The European Court of Justice has ruled that employers are entitled to ban workers from wearing headscarves to work.
The court ruled that any ban on the ‘visible wearing of any political, philosophical or religious sign’ must be based on internal company rules requiring all employees to ‘dress neutrally’.
The ruling made clear that if the ban was only applied to Muslim members of staff it could still constitute discrimination.
Companies would need to already have a policy in place prohibiting the wearing of religious symbols and would not be able to ban staff from wearing headscarves on the “wishes of a customer”.
The case was brought by a Belgian receptionist who was fired for wearing a headscarf to work.
Samira Achbita, a receptionist for security company G4S, was dismissed after insisting on wearing her Islamic headscarf to work.
Ms Achbita challenged the decision in the Belgian courts, claiming she was being discriminated against on grounds of her religion.
Achbita claimed that she was being discriminated against on the grounds of her religion but the case was dismissed by two courts. The case was then referred to the European Court of Justice for clarification on what is banned by EU anti-discrimination laws.

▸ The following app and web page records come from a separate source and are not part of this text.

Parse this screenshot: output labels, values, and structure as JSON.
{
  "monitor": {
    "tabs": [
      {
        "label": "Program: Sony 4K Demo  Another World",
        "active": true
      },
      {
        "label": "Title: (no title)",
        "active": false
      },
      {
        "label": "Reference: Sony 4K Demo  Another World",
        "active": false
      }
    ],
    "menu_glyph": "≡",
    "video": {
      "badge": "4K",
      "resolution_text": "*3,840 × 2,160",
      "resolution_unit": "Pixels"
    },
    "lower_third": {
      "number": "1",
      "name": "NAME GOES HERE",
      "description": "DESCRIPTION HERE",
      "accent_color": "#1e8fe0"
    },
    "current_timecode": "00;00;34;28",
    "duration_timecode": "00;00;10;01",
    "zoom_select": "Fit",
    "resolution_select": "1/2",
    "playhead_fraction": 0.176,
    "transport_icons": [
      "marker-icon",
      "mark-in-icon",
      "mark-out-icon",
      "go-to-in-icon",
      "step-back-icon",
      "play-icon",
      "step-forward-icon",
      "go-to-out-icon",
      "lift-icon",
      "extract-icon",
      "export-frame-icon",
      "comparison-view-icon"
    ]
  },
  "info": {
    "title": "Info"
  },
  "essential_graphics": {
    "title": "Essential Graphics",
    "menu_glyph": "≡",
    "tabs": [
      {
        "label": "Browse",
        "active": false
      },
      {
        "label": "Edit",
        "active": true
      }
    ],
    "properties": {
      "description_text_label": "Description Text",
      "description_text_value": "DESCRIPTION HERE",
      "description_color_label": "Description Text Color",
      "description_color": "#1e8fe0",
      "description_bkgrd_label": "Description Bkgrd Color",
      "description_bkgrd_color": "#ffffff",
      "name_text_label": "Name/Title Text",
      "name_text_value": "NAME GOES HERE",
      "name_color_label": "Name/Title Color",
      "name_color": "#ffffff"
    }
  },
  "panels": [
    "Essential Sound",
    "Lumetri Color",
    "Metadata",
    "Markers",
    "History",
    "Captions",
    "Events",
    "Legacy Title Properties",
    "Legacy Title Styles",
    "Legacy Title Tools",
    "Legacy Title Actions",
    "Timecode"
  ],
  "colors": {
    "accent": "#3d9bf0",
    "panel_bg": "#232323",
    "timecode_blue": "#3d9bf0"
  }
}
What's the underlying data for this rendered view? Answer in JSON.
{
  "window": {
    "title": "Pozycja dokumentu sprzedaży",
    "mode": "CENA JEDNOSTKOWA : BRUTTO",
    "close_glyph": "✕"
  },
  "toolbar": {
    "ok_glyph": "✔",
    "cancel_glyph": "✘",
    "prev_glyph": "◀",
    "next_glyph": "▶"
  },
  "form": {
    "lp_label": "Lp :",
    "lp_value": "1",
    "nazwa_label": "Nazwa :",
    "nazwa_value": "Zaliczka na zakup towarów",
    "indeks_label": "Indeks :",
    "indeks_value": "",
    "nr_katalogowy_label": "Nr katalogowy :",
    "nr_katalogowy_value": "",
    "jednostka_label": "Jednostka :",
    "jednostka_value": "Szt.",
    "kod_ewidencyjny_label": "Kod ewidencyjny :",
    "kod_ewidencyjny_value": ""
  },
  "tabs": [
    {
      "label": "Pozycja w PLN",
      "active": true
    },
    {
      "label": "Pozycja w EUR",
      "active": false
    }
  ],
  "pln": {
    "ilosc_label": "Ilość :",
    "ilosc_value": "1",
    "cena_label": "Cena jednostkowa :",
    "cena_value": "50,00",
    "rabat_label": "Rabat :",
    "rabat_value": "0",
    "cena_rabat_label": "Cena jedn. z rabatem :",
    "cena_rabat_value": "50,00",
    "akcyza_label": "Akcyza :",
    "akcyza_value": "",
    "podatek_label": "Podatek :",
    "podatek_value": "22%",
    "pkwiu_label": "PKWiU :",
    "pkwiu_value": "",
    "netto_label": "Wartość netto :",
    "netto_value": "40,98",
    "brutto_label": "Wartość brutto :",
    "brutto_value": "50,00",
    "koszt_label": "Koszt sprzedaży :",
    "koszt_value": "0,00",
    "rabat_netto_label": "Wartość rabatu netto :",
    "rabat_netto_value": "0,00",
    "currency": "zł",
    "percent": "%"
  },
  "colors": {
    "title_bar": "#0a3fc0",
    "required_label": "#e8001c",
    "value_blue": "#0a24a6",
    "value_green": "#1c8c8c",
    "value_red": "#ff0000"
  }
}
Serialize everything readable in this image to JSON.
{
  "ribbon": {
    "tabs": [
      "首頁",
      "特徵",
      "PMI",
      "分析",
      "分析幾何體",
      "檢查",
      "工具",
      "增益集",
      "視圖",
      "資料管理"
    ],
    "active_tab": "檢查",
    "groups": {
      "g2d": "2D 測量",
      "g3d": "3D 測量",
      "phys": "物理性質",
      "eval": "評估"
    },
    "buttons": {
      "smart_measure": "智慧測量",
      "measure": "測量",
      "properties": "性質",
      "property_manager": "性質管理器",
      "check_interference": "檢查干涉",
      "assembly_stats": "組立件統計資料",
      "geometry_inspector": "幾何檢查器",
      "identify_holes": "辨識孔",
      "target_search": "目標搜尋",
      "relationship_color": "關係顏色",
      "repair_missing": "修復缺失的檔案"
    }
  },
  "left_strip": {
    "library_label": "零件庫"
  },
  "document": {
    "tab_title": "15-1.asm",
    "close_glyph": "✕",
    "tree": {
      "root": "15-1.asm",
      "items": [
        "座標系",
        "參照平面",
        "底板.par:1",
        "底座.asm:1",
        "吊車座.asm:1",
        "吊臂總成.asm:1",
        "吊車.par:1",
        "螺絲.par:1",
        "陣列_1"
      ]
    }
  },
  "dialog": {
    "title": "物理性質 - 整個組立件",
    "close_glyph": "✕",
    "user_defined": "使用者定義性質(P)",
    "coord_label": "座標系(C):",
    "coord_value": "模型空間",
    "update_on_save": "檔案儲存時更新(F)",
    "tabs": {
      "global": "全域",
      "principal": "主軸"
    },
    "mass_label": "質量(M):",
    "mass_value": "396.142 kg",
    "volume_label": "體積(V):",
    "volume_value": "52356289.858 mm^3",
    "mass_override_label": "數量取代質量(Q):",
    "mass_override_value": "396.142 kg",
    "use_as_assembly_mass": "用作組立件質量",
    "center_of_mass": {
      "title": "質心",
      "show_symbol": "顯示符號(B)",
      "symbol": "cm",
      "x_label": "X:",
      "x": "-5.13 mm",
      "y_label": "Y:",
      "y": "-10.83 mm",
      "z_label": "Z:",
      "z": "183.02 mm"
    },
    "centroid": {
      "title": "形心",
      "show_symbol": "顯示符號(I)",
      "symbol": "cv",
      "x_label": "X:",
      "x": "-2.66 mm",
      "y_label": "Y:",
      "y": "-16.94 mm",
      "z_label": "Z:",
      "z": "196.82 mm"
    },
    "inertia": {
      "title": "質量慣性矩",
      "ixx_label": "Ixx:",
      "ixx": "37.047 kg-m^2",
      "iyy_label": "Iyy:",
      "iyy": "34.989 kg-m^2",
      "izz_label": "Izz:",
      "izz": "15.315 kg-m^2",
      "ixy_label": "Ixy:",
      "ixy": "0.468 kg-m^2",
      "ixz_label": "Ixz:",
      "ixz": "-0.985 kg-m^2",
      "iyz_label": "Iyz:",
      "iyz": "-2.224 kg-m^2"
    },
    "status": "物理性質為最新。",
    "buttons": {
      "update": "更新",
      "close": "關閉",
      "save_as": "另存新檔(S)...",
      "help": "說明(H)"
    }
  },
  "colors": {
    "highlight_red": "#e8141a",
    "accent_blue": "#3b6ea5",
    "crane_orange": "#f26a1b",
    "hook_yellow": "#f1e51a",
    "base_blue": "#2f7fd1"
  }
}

Juliane Kokott, Advocate General to the European Court of Justice, said:
“While an employee cannot ‘leave’ their sex, skin colour, ethnicity, sexual orientation, age or disability at the door upon entering their employer’s premises, they may be expected to moderate the exercise of their religion in the workplace. Such a ban may be justified if it enables the employer to pursue the legitimate policy of ensuring religious and ideological neutrality.”
Bob Cordran, partner at the international law firm Dorsey & Whitney said:
“This case should be treated with extreme caution by employers, at least in the UK. It does not allow them simply to “ban headscarves”.
“In an age of ever-increasing awareness of diversity, inclusion and tolerance of difference in the workplace, this case appears to be a large backwards step. In truth it is no such thing, and will be of no assistance to an employer wanting to single out a particular religion or certain items of religious clothing in their dress code,” Cordran says.
“There is perhaps a danger of some employers seeing only the headlines and believing that this case allows the “banning” of headscarves or other signs of particular religions, when it really does not do that. What it does say is that in very specific circumstances, a complete ban on any visible political, philosophical or religious signs can be acceptable, but it will be a very rare employer– at least in the UK – which would feel the need to try to do this and risk not only indirect discrimination claims but also a very unhappy workforce,”